#### [Action item]
Repeat the data verbatim, images excluded.

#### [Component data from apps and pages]
= = = = = = =

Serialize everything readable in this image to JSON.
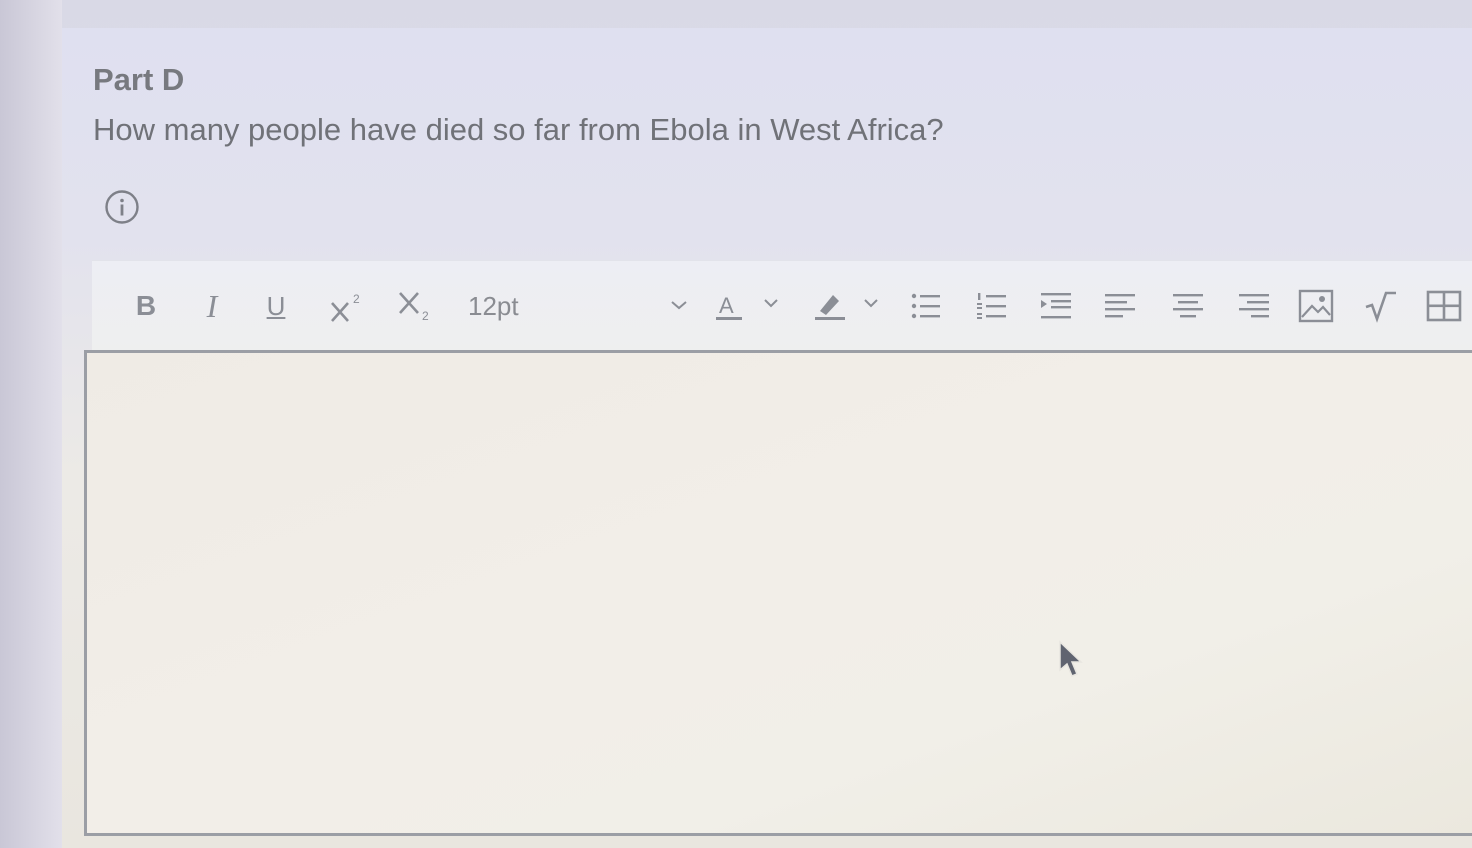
{
  "question": {
    "part_label": "Part D",
    "text": "How many people have died so far from Ebola in West Africa?",
    "info_icon": "info-circle-icon"
  },
  "editor": {
    "toolbar": {
      "bold_label": "B",
      "italic_label": "I",
      "underline_label": "U",
      "font_size": "12pt",
      "icons": [
        "bold-icon",
        "italic-icon",
        "underline-icon",
        "superscript-icon",
        "subscript-icon",
        "font-color-icon",
        "highlight-icon",
        "bullet-list-icon",
        "numbered-list-icon",
        "indent-icon",
        "align-left-icon",
        "align-center-icon",
        "align-right-icon",
        "image-icon",
        "equation-icon",
        "table-icon"
      ]
    },
    "content": "",
    "colors": {
      "icon": "#8b8e96",
      "border": "#9b9ea5"
    }
  }
}
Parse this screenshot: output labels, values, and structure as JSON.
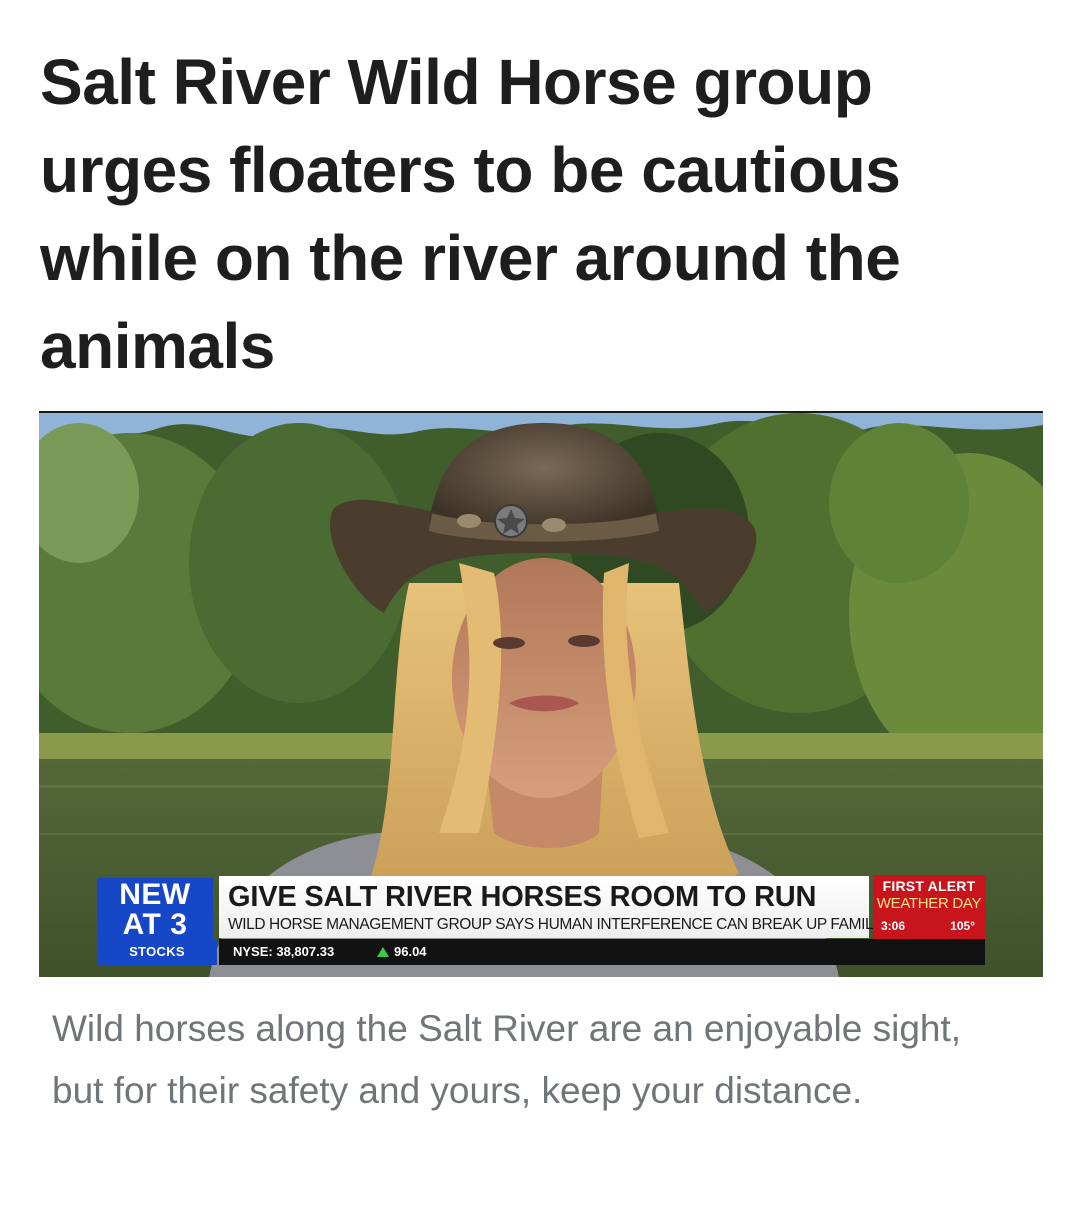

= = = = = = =

#### [Result of this exercise]
Serialize everything readable in this image to JSON.
{
  "question": {
    "part_label": "Part D",
    "text": "How many people have died so far from Ebola in West Africa?",
    "info_icon": "info-circle-icon"
  },
  "editor": {
    "toolbar": {
      "bold_label": "B",
      "italic_label": "I",
      "underline_label": "U",
      "font_size": "12pt",
      "icons": [
        "bold-icon",
        "italic-icon",
        "underline-icon",
        "superscript-icon",
        "subscript-icon",
        "font-color-icon",
        "highlight-icon",
        "bullet-list-icon",
        "numbered-list-icon",
        "indent-icon",
        "align-left-icon",
        "align-center-icon",
        "align-right-icon",
        "image-icon",
        "equation-icon",
        "table-icon"
      ]
    },
    "content": "",
    "colors": {
      "icon": "#8b8e96",
      "border": "#9b9ea5"
    }
  }
}
Parse this screenshot: output labels, values, and structure as JSON.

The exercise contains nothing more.